A: If you are an unmarried dependent student, you must file a tax return if your earned and/or unearned income exceeds certain limits. To find these limits refer to "Who Must File, Dependents" in Publication 501, Exemptions, Standard Deduction and Filing Information. Even if you do not have to file, you should file a federal income tax return if you can get money back (for example, had income tax withheld from your pay; you qualify for the earned income credit; you qualify for the additional child tax credit). See "Who Should File" in Publication 501, Exemptions, Standard Deduction and Filing Information, for more examples.

Q. If I claim my daughter as a dependent because she is a full-time college student, can she claim herself as a dependent when she files her return?
A: If you claim your daughter as a dependent on your income tax return, she cannot claim herself on her income tax return. If an individual is filing his or her own tax return, and the individual can be claimed as a dependent on someone else's return, the individual cannot claim his or her own personal exemption. In this case, your daughter should check the box on her return indicating that someone else can claim her as a dependent. 

Q: Can I receive a tax refund if I am currently in a payment plan for prior year's federal taxes?
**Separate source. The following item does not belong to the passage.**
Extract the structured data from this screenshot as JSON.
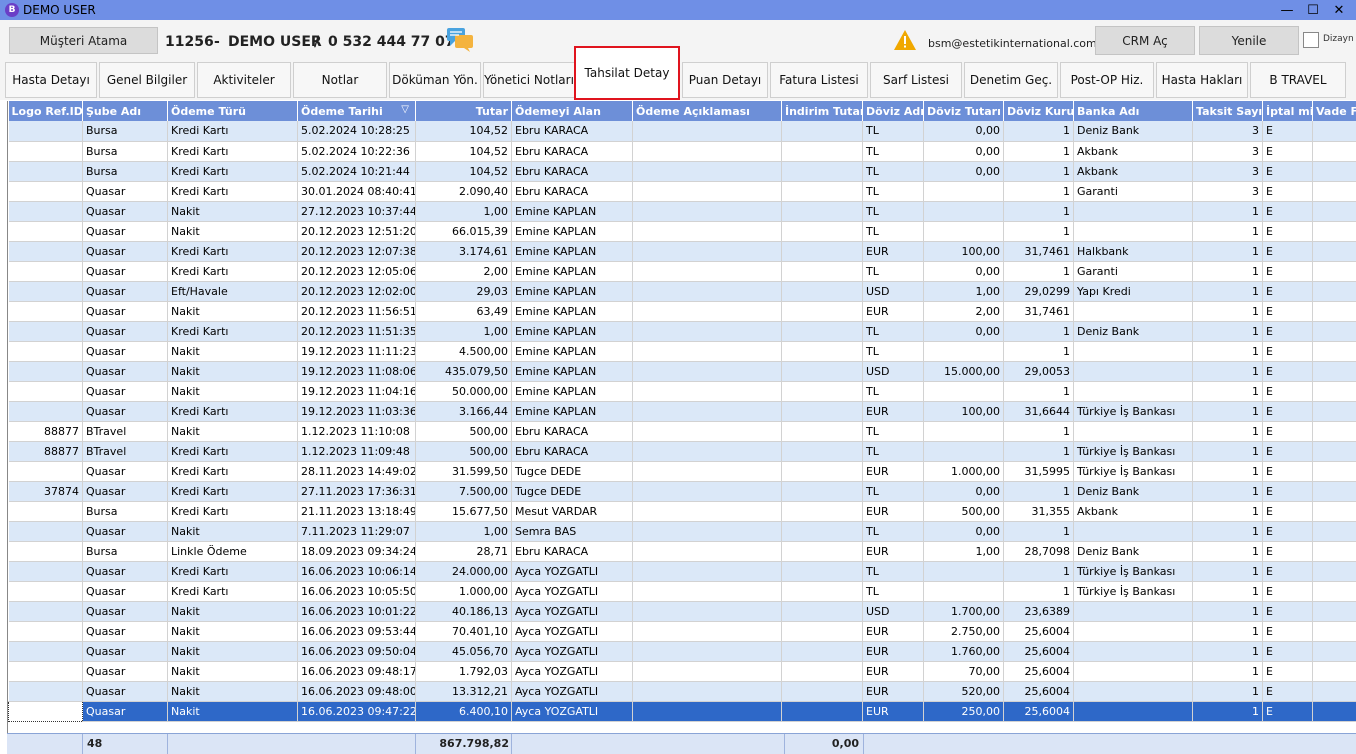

A: As a condition of your agreement, any refund due you in a future year will be applied against the amount you owe.

Q: For head of household filing status, do you have to claim a child as a dependent to qualify?
A: In certain circumstances, you do not have to claim the child as a dependent to qualify for head of household filing status; for example, a custodial parent may be able to claim head of household filing status even if he or she released a claim to exemption for the child.

Q: How do I know if I have to file quarterly individual estimated tax payments?
A: You  must make estimated tax payments for the current tax year if both of the following apply:

There are special rules for:

2 - Source: Irs.gov